Assignment =
Below are the records; work out how many lines among them contain "vistas", and write nothing besides that number.

Dataset content =
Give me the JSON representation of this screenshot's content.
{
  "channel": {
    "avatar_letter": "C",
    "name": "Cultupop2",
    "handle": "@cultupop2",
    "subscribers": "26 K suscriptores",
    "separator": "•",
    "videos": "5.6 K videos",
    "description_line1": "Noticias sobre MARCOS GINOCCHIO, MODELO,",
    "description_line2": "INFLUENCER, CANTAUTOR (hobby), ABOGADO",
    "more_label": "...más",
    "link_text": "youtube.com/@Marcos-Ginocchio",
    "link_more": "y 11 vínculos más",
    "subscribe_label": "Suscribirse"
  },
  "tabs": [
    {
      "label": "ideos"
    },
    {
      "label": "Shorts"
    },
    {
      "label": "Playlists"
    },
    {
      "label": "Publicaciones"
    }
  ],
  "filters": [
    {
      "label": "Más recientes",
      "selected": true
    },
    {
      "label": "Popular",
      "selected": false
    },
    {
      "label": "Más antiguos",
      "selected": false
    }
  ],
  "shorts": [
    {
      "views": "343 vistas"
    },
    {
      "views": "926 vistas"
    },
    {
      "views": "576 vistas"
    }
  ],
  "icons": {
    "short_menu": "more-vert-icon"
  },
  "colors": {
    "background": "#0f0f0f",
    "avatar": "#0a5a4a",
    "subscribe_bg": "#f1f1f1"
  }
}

Output of the exercise =
3